So, I’ve talked before about my affinity for gel medium, but this week I’d like to brag on another medium: wax!
Did you know that wax medium can be used as a sealant for your watercolor paintings? I didn’t either, until our friends at Enkaustikos sent us some instructions and example photos!
Wax medium is a great way to protect your work from scuffs, moisture, and dust.
It has a different approach to sealing work than a varnish would in that it actually absorbs into your paper and fuses with the colors! Think of it kind of like each pigment having its own little protective bubble, rather than all of them together just being under a blanket.
A wax medium sealant is also an alternative to framing behind glass. I don’t know about you, but I personally get pretty annoyed whenever there’s a glare on my work that ends up impeding others’ views–not to mention all the fingerprints. With wax medium, that’s not an issue! You can go with either a matte or glossy finish, and your work will come across exactly as it was intended.
With just a few simple steps, you’ll be on your way to ensuring the safety and longevity of your paintings!
First, prepare your finished watercolor by mounting it to a rigid surface, like a Joe’s Prime Cradled Panel or Art Board, with some sort of acid-free or pH neutral adhesive agent. Acid-free gesso or Yes! Paste are great options.
Once you’ve securely mounted your watercolor and let the adhesive dry, trim away any excess paper from the edges so that your painting is flush with the board.
Thoroughly heat your wax medium in a metal container, like these encaustic cups. To melt the wax, you can either use a heated palette or pancake griddle–though we don’t recommend using a hot plate, as they don’t distribute the heat very evenly–set to approximately 175 degrees Fahrenheit.
Once your wax medium is melted, use a hake brush or other soft, natural bristle brush to apply thin layers of wax to the surface of your painting. The wax medium will turn milky as it cools, and your painting will look something like this:
Using a heat gun (or hair dryer with an attachment to hone the direction of air) set on low and about 12″ away from your painting, apply heat in circular motions to remelt the wax medium on the surface of your watercolor.
This process is called “fusing” and will cause the wax medium to sink into the paper and form a permanent bond with the paper and your colors!
Through the fusing, you’ll notice that the wax will lose a lot of the texture left behind by brush strokes!
Less wax medium will be absorbed the second time, and any remaining evidence of undesired brush strokes or pooling of medium can be scraped off with a pottery loop or another kind of shaving tool:
Scrape until you’ve reached your desired thickness of wax.
Wax medium is not completely translucent, so keep your layers thin if you want to have maximum visibility of your painting.
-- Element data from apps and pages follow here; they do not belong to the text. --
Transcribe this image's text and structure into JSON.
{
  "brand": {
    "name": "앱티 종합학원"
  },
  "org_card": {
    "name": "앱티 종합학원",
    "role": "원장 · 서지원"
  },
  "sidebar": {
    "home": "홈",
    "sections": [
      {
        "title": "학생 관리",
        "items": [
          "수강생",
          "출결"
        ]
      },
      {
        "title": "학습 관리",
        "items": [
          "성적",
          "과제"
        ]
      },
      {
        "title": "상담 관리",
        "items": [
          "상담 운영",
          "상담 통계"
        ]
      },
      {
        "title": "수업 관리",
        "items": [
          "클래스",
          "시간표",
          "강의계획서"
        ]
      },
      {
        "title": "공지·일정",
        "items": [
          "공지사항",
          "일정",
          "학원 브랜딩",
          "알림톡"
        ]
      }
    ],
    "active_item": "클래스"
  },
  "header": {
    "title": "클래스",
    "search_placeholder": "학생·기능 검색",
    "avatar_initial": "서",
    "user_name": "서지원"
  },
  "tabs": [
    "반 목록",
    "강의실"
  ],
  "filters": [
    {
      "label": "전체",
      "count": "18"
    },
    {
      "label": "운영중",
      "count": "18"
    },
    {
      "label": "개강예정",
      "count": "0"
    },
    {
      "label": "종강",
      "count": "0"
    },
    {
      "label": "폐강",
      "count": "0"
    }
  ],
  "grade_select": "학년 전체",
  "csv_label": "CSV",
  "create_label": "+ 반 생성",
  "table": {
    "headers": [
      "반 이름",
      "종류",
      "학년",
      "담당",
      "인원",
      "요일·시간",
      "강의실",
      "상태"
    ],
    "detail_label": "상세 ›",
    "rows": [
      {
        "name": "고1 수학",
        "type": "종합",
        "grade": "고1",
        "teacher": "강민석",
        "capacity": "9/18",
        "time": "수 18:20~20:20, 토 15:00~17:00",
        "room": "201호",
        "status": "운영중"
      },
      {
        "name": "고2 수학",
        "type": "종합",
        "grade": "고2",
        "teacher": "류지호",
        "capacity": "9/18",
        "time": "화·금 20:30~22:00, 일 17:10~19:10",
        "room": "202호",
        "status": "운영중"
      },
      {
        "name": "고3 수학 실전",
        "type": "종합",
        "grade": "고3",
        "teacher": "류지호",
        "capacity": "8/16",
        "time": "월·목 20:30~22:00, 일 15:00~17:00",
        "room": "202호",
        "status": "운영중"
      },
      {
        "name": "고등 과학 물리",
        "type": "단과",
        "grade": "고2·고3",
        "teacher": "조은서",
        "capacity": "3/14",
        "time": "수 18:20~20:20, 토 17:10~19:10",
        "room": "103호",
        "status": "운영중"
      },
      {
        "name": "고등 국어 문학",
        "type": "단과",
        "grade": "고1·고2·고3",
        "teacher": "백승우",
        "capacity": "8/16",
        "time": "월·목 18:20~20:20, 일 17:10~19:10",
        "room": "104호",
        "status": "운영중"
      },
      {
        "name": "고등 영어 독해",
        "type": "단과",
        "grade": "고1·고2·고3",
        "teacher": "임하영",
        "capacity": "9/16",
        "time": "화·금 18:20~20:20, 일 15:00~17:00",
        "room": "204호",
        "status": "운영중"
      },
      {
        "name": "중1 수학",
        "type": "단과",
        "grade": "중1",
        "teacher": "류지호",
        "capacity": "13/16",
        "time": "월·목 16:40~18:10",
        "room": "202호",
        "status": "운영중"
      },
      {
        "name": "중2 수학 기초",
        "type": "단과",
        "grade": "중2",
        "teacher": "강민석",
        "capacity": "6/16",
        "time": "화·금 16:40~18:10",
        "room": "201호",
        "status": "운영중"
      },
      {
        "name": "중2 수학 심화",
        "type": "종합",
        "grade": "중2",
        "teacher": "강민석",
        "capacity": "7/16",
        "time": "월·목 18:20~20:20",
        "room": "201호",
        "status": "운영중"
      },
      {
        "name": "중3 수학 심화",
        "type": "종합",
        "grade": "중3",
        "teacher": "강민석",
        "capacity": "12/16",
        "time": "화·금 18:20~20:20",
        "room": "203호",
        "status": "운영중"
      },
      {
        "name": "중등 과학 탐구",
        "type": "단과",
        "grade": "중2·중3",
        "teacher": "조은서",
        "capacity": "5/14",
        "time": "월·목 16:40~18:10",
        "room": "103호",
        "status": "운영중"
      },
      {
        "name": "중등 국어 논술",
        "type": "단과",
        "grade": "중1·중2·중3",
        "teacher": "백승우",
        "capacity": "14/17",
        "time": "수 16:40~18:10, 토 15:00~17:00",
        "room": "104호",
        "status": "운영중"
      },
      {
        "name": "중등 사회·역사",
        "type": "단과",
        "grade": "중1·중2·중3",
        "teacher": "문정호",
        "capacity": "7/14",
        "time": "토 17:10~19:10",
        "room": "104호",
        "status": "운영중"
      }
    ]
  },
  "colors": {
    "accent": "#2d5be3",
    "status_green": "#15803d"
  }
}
A glossy plate finish is achieved by gently scraping and fusing several applications of wax medium until there are no scrape marks or brush strokes evident. A final polish with a soft cloth will bring out the shine.
If you’d like to keep your painting matte, simply forego the polishing step and ta da! Your painting is now preserved!
Give it a try, and let me know how it works out for you!